Citation: Carrega P and Ferlazzo G (2017) Natural Killers Are Made Not Born: How to Exploit NK Cells in Lung Malignancies. Front. Immunol. 8:277. doi: 10.3389/fimmu.2017.00277
Received: 11 January 2017; Accepted: 27 February 2017;
Published: 13 March 2017
Edited by:Eric Vivier, Centre d’immunologie de Marseille-Luminy, France
Reviewed by:Christine Susanne Falk, Hannover Medical School, Germany
Daniel Olive, Institut national de la santé et de la recherche médicale (INSERM), France
Copyright: © 2017 Carrega and Ferlazzo. This is an open-access article distributed under the terms of the Creative Commons Attribution License (CC BY). The use, distribution or reproduction in other forums is permitted, provided the original author(s) or licensor are credited and that the original publication in this journal is cited, in accordance with accepted academic practice. No use, distribution or reproduction is permitted which does not comply with these terms.
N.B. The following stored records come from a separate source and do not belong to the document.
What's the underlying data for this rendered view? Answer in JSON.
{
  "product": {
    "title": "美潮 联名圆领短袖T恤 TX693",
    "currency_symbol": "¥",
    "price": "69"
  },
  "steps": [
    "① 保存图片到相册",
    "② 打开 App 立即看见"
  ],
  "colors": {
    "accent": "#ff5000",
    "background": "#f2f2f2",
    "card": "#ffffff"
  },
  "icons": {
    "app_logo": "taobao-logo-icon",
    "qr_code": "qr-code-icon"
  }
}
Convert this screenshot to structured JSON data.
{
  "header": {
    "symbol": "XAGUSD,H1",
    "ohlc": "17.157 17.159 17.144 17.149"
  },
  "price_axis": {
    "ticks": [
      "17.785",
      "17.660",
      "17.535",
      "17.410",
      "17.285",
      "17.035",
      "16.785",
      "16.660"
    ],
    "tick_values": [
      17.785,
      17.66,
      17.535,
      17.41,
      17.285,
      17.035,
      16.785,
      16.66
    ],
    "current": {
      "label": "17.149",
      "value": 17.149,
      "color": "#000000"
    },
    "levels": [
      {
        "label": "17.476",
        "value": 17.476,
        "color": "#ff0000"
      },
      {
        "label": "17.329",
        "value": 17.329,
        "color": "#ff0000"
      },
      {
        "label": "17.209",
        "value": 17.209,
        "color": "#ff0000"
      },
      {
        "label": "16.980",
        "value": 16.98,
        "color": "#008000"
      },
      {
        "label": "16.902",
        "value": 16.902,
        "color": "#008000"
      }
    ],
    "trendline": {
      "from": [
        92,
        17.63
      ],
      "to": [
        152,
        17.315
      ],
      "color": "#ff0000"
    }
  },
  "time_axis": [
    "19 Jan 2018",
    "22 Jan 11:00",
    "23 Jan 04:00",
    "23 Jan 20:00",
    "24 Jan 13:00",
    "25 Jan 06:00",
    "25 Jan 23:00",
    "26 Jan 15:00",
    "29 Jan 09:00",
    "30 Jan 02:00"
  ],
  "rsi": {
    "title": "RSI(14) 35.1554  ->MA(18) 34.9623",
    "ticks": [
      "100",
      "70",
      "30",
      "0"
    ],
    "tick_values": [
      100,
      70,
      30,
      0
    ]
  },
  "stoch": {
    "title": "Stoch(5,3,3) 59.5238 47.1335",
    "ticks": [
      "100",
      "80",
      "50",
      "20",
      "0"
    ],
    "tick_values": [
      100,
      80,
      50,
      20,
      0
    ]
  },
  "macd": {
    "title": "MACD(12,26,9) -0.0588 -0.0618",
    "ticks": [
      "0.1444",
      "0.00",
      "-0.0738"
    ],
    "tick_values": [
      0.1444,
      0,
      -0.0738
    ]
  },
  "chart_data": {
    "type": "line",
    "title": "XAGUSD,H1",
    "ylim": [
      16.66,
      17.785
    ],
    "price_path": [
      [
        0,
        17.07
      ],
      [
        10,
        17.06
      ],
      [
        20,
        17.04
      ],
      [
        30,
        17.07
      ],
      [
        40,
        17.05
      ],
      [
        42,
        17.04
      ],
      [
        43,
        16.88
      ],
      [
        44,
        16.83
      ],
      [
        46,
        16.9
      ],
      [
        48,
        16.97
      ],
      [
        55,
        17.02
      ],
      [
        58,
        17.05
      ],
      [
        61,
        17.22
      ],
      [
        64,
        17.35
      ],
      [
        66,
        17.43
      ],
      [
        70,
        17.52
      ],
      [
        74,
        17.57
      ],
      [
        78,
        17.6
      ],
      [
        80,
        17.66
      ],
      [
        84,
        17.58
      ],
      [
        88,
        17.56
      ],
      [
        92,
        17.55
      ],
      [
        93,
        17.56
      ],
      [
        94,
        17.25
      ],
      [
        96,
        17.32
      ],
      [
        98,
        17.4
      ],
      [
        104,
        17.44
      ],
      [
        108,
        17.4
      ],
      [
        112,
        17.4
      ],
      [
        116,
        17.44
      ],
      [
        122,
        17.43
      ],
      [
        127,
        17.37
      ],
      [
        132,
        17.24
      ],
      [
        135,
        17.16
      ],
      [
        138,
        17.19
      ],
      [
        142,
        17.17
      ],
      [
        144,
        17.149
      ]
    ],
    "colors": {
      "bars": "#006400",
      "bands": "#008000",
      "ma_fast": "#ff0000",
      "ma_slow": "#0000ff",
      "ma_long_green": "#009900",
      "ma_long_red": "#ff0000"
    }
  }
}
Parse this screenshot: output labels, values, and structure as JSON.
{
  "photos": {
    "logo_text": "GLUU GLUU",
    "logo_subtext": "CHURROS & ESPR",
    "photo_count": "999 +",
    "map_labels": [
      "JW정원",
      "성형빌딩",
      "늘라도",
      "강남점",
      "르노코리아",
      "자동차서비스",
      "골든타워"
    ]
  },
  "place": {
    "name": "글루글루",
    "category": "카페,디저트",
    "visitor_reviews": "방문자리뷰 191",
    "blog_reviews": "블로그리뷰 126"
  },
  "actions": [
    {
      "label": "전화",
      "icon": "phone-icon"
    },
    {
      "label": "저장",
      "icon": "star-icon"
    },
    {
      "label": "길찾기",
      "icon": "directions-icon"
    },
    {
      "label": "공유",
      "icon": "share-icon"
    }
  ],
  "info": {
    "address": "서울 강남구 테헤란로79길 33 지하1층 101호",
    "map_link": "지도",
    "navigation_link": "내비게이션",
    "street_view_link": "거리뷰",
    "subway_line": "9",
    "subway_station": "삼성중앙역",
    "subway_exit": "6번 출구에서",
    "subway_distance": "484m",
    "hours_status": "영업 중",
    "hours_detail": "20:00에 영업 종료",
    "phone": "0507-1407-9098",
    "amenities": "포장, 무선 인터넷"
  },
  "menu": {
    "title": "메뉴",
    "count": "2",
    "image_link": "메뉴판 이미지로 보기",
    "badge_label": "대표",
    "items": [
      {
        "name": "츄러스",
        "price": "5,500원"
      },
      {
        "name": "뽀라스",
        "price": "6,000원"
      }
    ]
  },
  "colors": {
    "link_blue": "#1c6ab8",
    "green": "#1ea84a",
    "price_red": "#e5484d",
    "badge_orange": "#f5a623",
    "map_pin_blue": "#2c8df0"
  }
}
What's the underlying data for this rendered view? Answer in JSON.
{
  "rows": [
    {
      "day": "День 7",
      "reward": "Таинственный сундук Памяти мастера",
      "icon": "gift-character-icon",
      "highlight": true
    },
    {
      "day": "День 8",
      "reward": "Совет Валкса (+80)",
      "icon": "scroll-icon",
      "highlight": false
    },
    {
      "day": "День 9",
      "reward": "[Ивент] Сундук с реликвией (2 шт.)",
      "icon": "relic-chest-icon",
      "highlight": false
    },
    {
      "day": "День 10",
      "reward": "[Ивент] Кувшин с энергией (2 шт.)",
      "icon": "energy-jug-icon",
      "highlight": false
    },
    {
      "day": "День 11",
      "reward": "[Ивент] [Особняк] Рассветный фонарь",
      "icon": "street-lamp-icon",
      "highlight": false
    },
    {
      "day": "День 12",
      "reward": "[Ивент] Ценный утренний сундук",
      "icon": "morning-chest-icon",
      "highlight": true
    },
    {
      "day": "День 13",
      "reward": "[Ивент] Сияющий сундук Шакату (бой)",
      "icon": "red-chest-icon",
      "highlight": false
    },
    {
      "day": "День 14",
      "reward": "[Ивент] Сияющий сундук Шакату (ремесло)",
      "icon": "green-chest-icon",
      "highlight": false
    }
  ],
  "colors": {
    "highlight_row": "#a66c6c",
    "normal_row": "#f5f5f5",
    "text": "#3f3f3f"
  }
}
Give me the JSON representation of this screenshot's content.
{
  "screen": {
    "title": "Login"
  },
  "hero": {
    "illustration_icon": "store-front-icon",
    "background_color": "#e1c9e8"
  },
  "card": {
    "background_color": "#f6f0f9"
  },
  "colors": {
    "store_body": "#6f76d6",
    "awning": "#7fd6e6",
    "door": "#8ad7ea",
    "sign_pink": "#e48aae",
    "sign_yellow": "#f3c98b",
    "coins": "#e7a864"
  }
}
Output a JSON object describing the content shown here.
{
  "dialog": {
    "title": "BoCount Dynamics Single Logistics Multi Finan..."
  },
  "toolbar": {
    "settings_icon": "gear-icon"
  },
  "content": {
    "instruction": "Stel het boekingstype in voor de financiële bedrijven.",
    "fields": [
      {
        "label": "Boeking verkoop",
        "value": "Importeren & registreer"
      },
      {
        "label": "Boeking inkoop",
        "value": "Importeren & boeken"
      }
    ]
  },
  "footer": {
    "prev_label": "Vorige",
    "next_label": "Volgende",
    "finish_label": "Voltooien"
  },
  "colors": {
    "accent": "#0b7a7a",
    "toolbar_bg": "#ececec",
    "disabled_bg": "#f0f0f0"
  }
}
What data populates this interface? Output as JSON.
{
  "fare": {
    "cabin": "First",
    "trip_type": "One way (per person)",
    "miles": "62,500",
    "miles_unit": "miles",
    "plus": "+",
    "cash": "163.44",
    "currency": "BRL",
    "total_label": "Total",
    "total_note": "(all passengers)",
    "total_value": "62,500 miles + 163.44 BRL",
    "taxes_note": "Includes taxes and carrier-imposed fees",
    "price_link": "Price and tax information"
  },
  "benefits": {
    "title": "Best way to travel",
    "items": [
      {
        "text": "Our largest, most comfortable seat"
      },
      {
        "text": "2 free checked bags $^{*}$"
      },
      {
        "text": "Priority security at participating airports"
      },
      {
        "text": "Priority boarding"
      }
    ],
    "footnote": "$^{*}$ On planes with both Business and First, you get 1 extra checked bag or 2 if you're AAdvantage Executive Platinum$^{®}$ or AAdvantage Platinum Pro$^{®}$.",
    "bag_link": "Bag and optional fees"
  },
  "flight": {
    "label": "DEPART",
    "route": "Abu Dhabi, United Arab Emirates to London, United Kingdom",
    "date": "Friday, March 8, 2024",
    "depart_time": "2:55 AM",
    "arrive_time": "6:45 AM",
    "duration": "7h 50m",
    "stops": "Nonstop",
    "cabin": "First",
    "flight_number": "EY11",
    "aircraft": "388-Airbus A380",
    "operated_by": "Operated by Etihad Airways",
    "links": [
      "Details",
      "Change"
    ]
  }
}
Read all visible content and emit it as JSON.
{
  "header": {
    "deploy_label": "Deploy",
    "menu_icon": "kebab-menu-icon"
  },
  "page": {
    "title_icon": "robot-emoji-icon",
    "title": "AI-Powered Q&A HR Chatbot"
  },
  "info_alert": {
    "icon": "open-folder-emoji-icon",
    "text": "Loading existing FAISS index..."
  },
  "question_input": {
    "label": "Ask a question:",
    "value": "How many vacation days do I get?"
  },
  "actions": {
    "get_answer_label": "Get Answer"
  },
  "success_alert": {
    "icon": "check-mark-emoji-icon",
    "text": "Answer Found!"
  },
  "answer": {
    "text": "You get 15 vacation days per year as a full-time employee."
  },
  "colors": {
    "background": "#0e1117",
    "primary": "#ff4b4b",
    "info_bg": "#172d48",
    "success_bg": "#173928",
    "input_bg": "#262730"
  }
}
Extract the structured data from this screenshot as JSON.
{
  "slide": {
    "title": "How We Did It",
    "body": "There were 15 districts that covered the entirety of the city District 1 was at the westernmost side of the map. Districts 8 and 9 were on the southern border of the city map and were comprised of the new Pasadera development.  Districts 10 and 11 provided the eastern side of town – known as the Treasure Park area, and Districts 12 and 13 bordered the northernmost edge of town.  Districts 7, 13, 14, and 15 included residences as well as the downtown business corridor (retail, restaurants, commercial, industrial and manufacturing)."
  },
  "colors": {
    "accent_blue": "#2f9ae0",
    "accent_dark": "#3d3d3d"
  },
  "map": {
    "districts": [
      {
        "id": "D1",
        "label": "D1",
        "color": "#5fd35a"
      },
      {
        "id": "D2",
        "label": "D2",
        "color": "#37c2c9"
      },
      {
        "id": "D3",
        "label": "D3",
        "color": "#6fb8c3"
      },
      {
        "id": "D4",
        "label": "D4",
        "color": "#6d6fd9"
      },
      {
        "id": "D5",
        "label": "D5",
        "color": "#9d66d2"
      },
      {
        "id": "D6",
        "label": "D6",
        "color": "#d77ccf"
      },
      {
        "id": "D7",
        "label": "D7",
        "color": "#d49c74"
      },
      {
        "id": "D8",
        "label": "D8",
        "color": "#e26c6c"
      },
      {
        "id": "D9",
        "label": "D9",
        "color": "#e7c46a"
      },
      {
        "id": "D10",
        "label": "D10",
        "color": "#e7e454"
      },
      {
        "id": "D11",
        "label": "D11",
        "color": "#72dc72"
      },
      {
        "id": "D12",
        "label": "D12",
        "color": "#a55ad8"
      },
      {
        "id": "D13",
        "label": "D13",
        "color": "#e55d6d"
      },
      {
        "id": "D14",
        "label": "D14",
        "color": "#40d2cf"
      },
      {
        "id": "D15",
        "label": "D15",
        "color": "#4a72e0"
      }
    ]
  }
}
*Correspondence: Paolo Carrega, firstname.lastname@example.org